2. Understanding the Big Picture
In 2011 and 2012, Karl Groves wrote an interesting series of articles that looked at the reality of business arguments for web accessibility. He points out that any argument needs to answer affirmatively to at least one of the following questions:
- Will it make us money?
- Will it save us money?
- Will it reduce risk?
He outlines a range of potential arguments for accessibility:
- Improved search engine optimization: Customers will be able to find your site more easily because search engines can index it more effectively.
- Improved usability: Customers will have a more satisfying experience, thus spend more or return to your site more often.
- Reduced website costs: Developing to standard reduces bugs and interoperability issues, reducing development costs and problems integrating with other systems.
- People with disabilities have buying power: They won’t spend if they have difficulty accessing your site; they will go to the competition that does place importance on accessibility.
- Reduced resource utilization: Building to standard reduces use of resources.
- Support for low bandwidth: If your site takes too long to load, people will go elsewhere.
- Social responsibility: Customers will come if they see you doing good for the world, and you are thinking of people with disabilities as full citizens.
- Support for aging populations: Aging populations also have money to spend and will come to your site over the less accessible, less usable competition.
- Reduced legal risk: You may be sued if you prevent equal access for citizens/customers or discriminate against people with disabilities.
What accessibility really boils down to is “quality of work,” as Groves states. So, in approaching web accessibility, you may be better off not thinking so much in terms of reducing the risk of being sued, or losing customers because your site takes too long to load. Rather, the work you do is quality work, and the website you present to your potential customers is a quality website.
Readings & References: If you’d like to learn more about business cases, here are a few references:
- Developing a Web Accessibility Business Case for Your Organization (W3C)
- Chasing the Web Accessibility Business Case (Karl Groves, 2012) part 1
- Chasing the Web Accessibility Business Case (Karl Groves, 2012) part 2
- Chasing the Web Accessibility Business Case (Karl Groves, 2012) conclusion
- 2 Seconds as the New Threshold of Acceptability for eCommerce Web Page Response Times (Akamai, 2009)

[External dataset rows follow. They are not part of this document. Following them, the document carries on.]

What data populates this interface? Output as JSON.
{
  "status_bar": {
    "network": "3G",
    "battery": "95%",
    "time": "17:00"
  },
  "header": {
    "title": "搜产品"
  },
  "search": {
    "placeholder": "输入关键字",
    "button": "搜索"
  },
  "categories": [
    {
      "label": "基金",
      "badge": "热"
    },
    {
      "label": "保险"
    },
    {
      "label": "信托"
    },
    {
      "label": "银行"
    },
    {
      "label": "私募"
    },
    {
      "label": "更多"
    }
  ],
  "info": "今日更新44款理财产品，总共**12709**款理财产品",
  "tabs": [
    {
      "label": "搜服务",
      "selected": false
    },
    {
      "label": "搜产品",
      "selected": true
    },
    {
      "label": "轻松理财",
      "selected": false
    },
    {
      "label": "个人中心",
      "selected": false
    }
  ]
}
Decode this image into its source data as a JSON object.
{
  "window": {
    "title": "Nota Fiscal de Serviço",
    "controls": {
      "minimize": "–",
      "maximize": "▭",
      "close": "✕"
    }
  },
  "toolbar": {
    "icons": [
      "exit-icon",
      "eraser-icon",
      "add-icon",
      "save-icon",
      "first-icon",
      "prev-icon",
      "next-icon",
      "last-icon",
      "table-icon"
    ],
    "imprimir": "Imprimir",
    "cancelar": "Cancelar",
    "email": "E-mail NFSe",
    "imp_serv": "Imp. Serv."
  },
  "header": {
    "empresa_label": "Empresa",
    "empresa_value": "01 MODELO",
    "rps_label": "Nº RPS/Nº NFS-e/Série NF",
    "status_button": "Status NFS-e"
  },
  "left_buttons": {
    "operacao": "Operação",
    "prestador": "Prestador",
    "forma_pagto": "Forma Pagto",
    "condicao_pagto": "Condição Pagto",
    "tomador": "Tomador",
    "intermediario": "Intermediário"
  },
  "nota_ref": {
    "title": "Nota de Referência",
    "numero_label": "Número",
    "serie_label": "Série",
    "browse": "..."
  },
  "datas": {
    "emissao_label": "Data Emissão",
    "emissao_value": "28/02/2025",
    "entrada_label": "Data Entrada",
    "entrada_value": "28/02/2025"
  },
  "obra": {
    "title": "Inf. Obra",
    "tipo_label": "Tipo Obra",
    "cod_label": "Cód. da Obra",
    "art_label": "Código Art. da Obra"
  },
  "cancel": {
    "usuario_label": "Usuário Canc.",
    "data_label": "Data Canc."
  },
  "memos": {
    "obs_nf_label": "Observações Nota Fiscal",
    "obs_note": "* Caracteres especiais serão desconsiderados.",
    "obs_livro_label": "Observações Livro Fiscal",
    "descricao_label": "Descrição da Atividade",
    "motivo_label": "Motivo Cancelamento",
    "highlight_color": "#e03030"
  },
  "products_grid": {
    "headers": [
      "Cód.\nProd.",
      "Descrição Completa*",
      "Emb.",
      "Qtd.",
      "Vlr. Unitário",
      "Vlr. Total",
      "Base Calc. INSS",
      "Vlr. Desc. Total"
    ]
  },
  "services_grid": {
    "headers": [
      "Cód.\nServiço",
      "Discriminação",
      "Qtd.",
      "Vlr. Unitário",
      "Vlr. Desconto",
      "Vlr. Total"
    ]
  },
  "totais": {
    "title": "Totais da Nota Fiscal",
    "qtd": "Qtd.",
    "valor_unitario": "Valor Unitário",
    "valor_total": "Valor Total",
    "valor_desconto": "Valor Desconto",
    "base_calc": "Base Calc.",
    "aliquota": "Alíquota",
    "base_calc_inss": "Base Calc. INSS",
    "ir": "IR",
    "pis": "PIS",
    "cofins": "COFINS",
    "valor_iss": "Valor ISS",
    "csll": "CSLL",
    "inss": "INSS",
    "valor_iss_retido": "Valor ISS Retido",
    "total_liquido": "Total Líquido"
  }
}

- Releasing Constraints: the impacts of increased accessibility on Ontario’s economy (Summary)
- Releasing Constraints: Projecting the Economic Impacts of Increased Accessibility in Ontario (Full Report) [PDF]